StummFilmMusikTage 2010

Die Carmen von St. Pauli, from

StummFilmMusikTage is a festival of silent film and music which takes place each January, held in Erlangen, Germany.

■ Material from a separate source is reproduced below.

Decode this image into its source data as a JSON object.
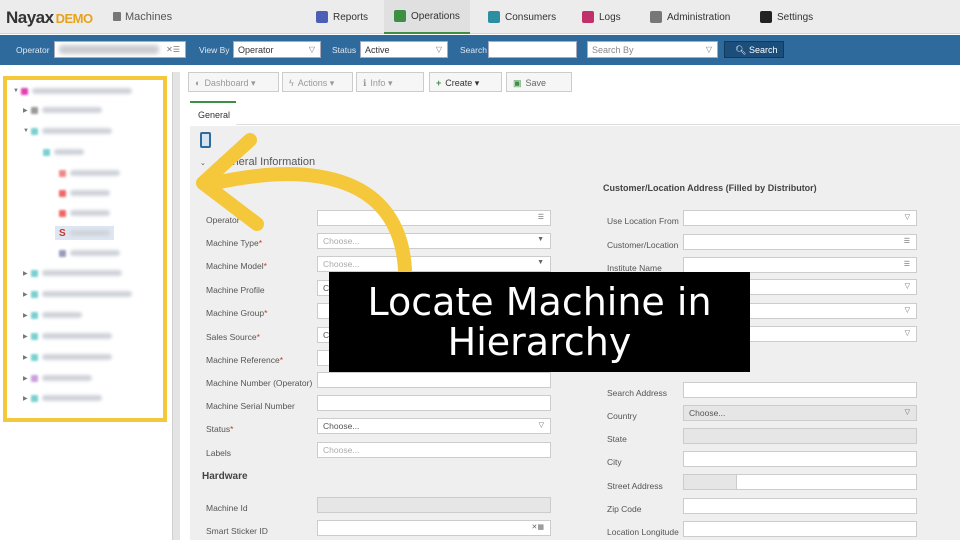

This year’s festival takes place 28-31 January, and takes as its theme ‘Tough Guys and Easy Girls’. Here’s what they mean by that:

Friday, January 29th

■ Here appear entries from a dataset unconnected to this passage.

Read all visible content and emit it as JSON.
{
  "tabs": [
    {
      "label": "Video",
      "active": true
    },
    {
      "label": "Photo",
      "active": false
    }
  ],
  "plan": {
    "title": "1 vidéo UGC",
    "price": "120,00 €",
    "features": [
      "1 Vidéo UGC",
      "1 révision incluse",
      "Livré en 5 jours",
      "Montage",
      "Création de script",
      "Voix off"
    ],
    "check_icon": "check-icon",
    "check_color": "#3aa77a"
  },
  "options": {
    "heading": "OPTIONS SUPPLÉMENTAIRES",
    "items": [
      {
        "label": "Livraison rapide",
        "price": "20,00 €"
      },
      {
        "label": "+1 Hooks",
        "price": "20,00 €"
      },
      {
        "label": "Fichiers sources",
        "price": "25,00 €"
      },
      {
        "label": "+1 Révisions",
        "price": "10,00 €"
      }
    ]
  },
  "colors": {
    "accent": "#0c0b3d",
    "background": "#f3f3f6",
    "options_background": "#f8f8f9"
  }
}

6pm Film Historian Kevin Brownlow introduces Josef von Sternberg and Underworld

7pm Underworld (USA 1927, 80 min, Dir: Josef von Sternberg) – Score and accompaniment: Helmut Nieberle Trio

Saturday, January 30th

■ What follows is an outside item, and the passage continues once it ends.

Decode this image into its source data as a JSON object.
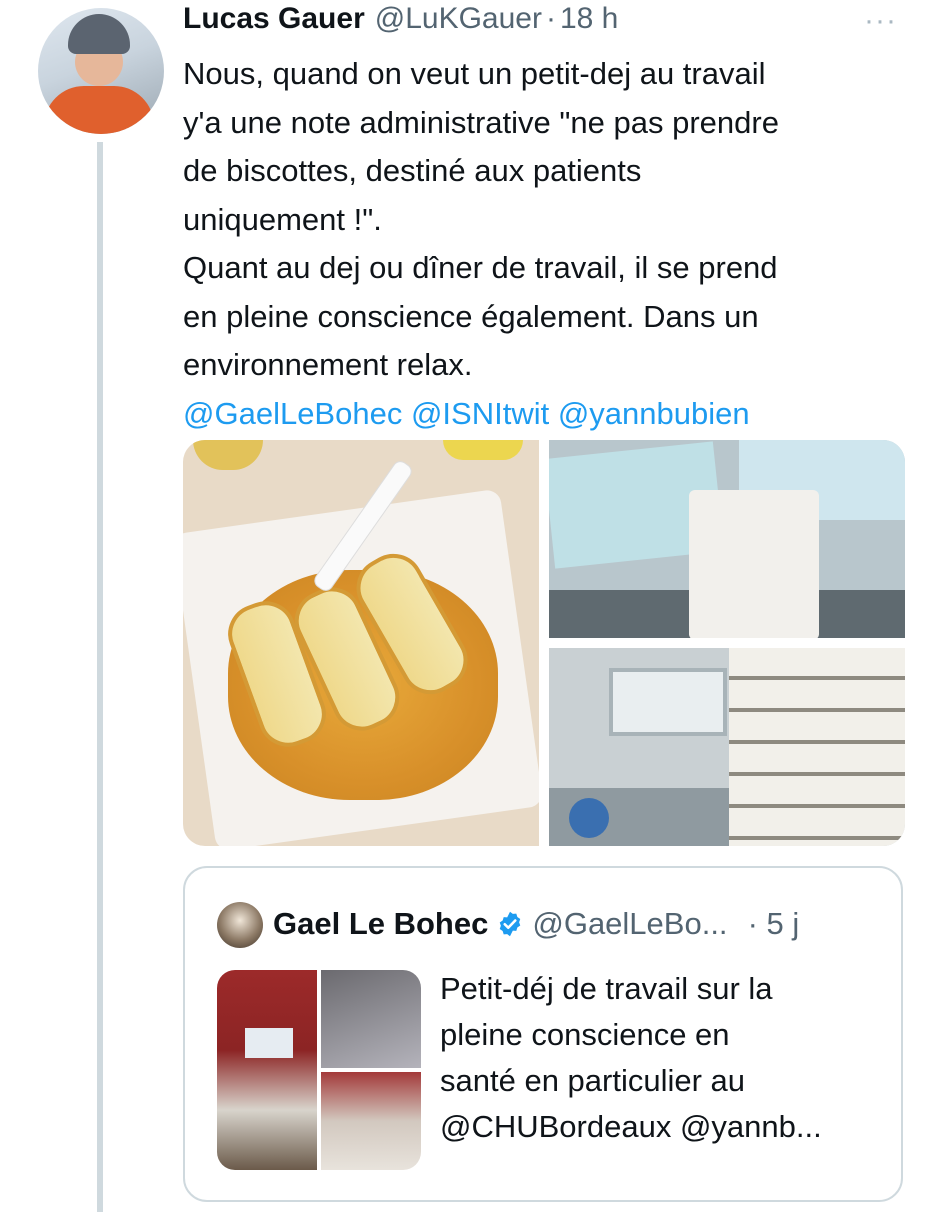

4pm Buster Keaton goes crime (short Films, USA 1921 – 22, 60 min, Dir: Buster Keaton u.a.) – Score and accompaniment: Yogo Pausch

6pm Introduction Sadie Thompson and Gloria Swanson by Film Scholar Ursula von Keitz

7pm Sadie Thompson (USA 1928, 94 min, Dir: Raoul Walsh) – Score: Joseph Turrin; Accompaniment: ensemble KONTRASTE conducted by Frank Strobel

9pm Introduction to Asphalt and the German Crime film

10pm Asphalt (GER 1929, 90 min, Dir: Joe May) – Score and accompaniment: Interzone Perceptible

Sunday, January 31st

11am In the beginning there was the hold-up – treasures from the BFI Archive (GB/USA/F 1900 – 10, 60 min) – Score and accompaniment: Miller the Killer

12.30pm Slapstick-Lunch – Snacks and Short Films in the Upper Foyer

3pm Die Carmen von St. Pauli (GER 1929, 114 min, Dir: Erich Waschneck) – Score and Accompaniment: Miller the Killer con Conny Corretto

6pm Reading from the novel Dr. Mabuse by Norbert Jacques
7pm Dr. Mabuse, The Gambler – Part 1 (GER 1922, 95 min, Dir: Fritz Lang) – Score and accompaniment: Aljoscha Zimmermann Ensemble

A fine programme, though a slapstick lunch sounds a bit hazardous. The festival is being held as usual in the Markgrafentheater Erlangen, a baroque theatre built in 1719 and still in use. Details, including advance tickets, are now available from the festival site (in German and English).

The man who stopped time

Another day, another Muybridge image, but they always look so good, and fit practically any purpose. This time it’s because there’s news of what should be a highly worthwhile event at the British Library. Currently we’re running there an exhibition on nineteenth century photography, entitled Points of View, which I’ve seen twice and will see twice more if I can, and strongly recommend it to anyone in the vicinity. It’s as clear and illuminating an introduction to the history of photography as you’re likely to find. The exhibition stays open until 7 March.

There are events associated with the exhibition, and on 1 February there is to be The man who stopped time: Eadweard Muybridge – pioneer photographer, father of cinema and murderer. It will be presented by Brian Clegg, author of The Man Who Stopped Time, the recent biography of Muybridge, and an additional attraction will be some unique animations of Muybridge photographic sequences by Marek Pytel. Come along at witness the historical point at which photography wills itself into cinema.

The event takes place 18:30-20:00 at the British Library Conference Centre (close by St Pancras station), and tickets can be booked now, price: £6 / £4 concessions.